(About this task) Copy every line of the records below where the word "شناسنامه" occurs.

(Exercise materials)
===============
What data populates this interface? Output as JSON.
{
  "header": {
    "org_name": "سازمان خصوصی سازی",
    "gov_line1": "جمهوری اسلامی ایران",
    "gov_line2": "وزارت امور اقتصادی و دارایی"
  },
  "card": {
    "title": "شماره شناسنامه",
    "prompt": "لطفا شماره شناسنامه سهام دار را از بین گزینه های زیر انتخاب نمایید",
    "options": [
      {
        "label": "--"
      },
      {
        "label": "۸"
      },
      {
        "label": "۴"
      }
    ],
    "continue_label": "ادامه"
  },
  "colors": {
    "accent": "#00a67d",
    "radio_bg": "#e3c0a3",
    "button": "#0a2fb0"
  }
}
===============
(Response box)
    "title": "شماره شناسنامه",
    "prompt": "لطفا شماره شناسنامه سهام دار را از بین گزینه های زیر انتخاب نمایید",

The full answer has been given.